2) Annabeth does not hug Percy that often! C’mon. While in the second book, the friendship between the two grows, there is still a rigidity between them, and the occasional banter, with Annabeth calling him a “Sea Weed Brain” at times. Annabeth’s character is way stronger and independent in the books, and her depiction on screen was left quite weak by the screenplay.
3) The climax completely deviates from the book, which would have been fine if it would have been devoid of loopholes. That entire scene towards the end when the heroes are tied-up is probably the weakest in the movie, and the reason could be that there was no text from Riordan to refer to! The battles are lame, and the absence of the more powerful Gods in a time of such crisis is absurd; the book (actually the fifth one) carries with it a far better explanation of what the Gods were really tied-up with so that they could not help Percy Jackson in the climatic finale.
4) What!? No Chiron and centaur attack on Luke? They just missed out on one of the best moments that the book had!
While the movie carries with it a sense of mediocrity, the credible acting performance of the main cast does brighten up the movie’s story somewhat and even makes some moments enjoyable.
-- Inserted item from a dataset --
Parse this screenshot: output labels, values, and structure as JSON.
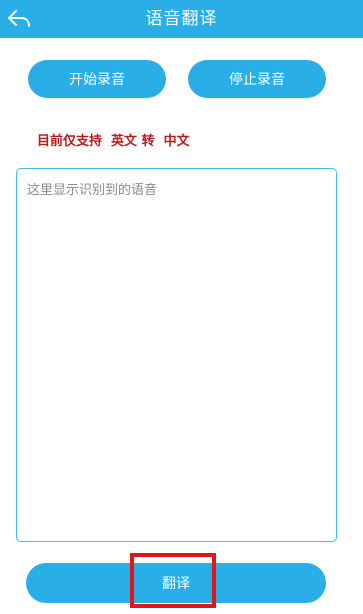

Logan Lerman has been a part of Hollywood for quite sometime now, starting way back as a young lad in What Women Want (2000), and in the last few years he has grown as an actor, someone who now could carry the weight of the movie on his own shoulders. He does play Percy Jackson as you would have imagined the character to be, someone burdened with a sense of duty and hopelessness at times. The supporting cast puts on a good show, limited by the lesser demands of the screenplay, but doing their best nonetheless to make up for it. A special mention for Anthony Head who takes on the role of Chiron this time from Pierce Brosnan and even though in a brief role, he puts on quite a strong show. They really should have built more on his character.
The music from Andrew Lockington does not capture the adventurous mood perfectly well, adding to another shortcoming of the film. But that is more than made-up by the visual brilliance created in the movie, which is a treat. The mad bull in the beginning or the horse-like water creature Hippocampus or the cyclops, the visual effects have their splendor and make the movie’s budget appear more than the modest value of $90 million. In all, Percy Jackson: Sea of Monsters is another case of what it could have been, but failed to be. It still has its enjoyable moments and coupled with great visual effects, it wouldn’t be time badly spent. But the ones who loved the books are the ones who are likely to leave the movie theatre with a grudge. And they would be praying that there is no third movie on its way…